Friday, January 1, 2010

Cooking for One

It sounds so sad, cooking for one. But, it's a lot less sad than McDonald's for one. (Not exactly knocking the golden arches, but I know I'm not exactly in the best mood when I sit down to a giant bag of Mickey Dees.) But I know I feel best when I sit down to a home cooked meal and a favorite show. If I have enough energy left I might even do the dishes, but that's a pretty big might.

When you live alone, food can be a big problem. You either have to make a recipe that serves 4 to 6 people or microwave a Lean Cuisine... again. Left overs aren't so bad, but it sucks when you have to eat the same thing for a week just because you're alone.

Fresh veggies are a great place to start with single-serve portions because you can buy the just the amount you need and prepare them as desired. Bagged frozen veggies are next best option.
The Hungry Girl cookbooks have great single serve recipes for everything from breakfast to dessert, but they use a lot of processed products in their recipes to cut down the calorie count. Real eggs and be used in place of the fake egg and so on, but that will increase the calories that are listed for each recipe.

Breakfast food is a great option for single-serve cooking, but they are often carb and fat heavy. Which is why cooking it single-serve is great, because you have the treat one day and aren't left with it sitting around.

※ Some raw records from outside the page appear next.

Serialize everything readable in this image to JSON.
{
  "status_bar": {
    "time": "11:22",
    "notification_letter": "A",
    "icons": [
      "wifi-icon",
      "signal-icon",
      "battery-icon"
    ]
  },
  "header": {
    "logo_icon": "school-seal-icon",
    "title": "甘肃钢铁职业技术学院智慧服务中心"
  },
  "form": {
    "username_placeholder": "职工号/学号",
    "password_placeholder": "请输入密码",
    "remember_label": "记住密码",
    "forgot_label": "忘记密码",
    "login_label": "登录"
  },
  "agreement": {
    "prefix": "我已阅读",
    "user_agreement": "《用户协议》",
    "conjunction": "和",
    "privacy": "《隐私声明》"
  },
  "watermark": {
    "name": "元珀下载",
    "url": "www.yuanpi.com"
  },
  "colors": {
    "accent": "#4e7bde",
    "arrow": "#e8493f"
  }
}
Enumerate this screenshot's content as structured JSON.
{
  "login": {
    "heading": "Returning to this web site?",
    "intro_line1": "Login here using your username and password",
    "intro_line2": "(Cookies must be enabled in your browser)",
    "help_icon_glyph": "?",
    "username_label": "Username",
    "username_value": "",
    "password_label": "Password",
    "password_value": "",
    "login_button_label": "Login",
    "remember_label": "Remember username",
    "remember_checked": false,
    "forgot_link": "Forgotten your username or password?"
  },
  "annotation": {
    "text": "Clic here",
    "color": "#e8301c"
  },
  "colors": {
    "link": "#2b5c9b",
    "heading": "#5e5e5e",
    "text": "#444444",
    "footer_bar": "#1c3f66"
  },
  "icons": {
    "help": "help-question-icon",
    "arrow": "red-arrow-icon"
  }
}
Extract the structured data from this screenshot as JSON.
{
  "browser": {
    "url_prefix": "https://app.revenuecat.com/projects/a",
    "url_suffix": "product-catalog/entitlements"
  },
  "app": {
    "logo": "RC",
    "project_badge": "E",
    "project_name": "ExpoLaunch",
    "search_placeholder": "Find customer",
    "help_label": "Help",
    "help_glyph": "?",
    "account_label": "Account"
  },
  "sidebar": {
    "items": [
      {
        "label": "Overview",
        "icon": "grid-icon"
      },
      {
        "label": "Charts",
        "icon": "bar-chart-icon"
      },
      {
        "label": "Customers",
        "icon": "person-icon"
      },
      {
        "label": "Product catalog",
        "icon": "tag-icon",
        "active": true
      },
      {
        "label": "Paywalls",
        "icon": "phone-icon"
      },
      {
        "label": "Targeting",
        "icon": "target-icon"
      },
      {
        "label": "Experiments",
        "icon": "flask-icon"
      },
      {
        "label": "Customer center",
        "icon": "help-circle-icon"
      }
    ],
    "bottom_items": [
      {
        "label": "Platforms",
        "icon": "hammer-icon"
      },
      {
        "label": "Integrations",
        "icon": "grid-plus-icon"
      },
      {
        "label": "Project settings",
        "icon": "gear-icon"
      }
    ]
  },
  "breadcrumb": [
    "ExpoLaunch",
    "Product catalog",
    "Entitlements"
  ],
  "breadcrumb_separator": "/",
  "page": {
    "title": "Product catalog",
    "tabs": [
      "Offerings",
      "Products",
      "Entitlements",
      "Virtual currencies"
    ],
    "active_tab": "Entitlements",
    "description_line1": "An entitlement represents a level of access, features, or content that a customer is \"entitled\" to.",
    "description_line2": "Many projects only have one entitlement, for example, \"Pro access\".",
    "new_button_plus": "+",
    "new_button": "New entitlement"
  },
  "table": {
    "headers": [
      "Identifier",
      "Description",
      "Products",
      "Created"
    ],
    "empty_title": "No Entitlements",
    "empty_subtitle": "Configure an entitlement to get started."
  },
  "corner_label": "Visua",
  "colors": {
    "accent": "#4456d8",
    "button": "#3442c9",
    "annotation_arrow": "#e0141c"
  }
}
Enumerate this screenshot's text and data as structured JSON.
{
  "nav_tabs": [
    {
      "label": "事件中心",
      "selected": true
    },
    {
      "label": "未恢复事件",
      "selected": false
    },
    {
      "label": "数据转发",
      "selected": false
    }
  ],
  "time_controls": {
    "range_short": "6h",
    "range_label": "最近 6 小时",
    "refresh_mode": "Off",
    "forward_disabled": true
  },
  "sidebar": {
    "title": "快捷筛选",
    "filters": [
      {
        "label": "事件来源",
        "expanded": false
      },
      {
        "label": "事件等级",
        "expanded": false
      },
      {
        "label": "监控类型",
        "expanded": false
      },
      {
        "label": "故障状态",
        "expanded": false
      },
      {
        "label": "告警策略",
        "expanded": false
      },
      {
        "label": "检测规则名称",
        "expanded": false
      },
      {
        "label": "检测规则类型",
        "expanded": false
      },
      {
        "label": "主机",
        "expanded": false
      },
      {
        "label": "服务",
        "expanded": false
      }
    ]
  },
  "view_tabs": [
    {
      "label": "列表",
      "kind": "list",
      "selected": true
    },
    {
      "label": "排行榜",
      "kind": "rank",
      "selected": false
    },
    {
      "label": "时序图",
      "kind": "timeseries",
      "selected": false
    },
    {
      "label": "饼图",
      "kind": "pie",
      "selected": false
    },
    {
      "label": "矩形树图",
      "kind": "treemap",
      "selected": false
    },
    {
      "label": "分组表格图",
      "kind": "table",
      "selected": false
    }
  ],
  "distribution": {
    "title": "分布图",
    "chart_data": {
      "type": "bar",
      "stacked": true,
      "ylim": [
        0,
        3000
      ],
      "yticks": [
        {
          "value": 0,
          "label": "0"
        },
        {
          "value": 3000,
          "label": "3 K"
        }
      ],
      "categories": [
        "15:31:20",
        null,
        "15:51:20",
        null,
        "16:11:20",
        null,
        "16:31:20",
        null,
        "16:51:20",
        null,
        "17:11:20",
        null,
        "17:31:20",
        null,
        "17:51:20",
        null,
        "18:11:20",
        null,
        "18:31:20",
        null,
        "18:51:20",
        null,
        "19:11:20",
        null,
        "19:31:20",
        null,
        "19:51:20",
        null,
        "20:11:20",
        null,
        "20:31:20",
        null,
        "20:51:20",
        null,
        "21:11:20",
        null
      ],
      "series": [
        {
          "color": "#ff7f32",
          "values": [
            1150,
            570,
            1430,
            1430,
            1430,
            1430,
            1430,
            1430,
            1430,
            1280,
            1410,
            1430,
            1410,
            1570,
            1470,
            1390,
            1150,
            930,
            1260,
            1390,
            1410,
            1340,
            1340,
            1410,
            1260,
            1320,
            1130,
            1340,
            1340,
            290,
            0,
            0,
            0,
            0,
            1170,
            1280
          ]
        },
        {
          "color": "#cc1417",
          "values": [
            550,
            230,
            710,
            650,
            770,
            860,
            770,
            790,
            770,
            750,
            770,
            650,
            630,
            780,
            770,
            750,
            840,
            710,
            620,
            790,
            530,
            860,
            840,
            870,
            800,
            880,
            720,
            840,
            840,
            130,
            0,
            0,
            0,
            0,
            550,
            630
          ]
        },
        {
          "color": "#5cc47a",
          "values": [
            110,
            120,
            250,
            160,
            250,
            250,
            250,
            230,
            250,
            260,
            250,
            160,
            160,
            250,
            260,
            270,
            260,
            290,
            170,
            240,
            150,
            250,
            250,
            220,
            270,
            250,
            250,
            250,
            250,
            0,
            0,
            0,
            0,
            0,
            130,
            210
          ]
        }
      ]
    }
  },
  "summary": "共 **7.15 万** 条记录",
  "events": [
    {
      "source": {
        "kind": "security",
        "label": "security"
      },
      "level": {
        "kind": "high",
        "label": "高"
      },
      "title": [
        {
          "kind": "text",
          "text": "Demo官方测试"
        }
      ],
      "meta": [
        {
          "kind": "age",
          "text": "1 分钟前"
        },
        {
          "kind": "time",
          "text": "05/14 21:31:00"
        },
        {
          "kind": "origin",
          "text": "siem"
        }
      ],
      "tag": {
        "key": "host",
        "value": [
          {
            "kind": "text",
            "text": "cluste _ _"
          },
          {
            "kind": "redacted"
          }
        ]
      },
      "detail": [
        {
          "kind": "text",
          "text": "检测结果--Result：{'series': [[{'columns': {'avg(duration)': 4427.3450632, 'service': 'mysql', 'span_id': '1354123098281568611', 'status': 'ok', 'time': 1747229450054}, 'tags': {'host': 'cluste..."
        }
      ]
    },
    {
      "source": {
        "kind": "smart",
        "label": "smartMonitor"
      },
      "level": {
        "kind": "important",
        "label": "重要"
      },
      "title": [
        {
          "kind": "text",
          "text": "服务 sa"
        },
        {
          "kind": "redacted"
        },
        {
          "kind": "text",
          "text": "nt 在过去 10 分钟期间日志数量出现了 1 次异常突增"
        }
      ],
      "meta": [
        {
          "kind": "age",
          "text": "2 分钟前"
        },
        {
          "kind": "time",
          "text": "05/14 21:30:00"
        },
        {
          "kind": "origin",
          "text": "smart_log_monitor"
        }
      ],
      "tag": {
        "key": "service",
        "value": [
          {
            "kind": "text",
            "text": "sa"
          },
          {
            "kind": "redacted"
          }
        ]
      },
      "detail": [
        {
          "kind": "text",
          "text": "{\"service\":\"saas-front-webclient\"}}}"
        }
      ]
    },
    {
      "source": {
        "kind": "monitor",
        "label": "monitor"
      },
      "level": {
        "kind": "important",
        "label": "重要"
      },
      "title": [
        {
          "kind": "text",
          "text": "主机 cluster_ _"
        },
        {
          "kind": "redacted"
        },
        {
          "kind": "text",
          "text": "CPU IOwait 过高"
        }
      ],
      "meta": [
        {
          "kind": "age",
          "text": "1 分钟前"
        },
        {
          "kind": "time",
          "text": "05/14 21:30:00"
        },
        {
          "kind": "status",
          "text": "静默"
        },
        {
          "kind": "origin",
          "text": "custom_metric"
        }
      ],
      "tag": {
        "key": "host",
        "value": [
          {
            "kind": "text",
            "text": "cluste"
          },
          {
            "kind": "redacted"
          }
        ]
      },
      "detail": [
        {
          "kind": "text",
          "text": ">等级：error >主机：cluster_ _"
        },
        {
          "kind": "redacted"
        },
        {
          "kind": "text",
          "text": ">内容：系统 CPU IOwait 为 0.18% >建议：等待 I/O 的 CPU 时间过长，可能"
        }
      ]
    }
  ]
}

Cooking for yourself can be hard, but it's one of the best things you can do for your body. Having complete control of everything that you ingest is step one to becoming a healthier person.


  1. I hear ya. My biggest 'beef' is when I shop. I don't need a gallon of buttermilk for just one thing, or a large loaf of bread when it's just me and my dog. But that's how the prices are kept low....Or so they say....

  2. One of the problems though is that there's a huge lack of recipes available for solo cooking. There are some, but they range from college student fare to gourmet fare with little in between. I've found one really good solo one and two couples' ones--but neither one deals with breakfast, grains, or salads as meals. So I've taken to using the Betty Crocker and B&H Cookbooks and physically rewriting the recipe to pare it down to two servings. Spices are the tricky area, so I'm going to have to experiment with taste to see if I get the measurements right. I'm also buying single servings of things like fish (3 oz often only costs a dollar or two), which I can either pouch and add lemon or lime juice or put in aluminum foil and sprinkle with spices, and then bake in the oven. For grocery shopping, I finally started ignoring "great" sales because it's not a good sale if I have to throw out the pasta sauce because it went bad before I could finish it. Instead, I try for smaller quanities--though it sometimes means I need to go to different grocery stores.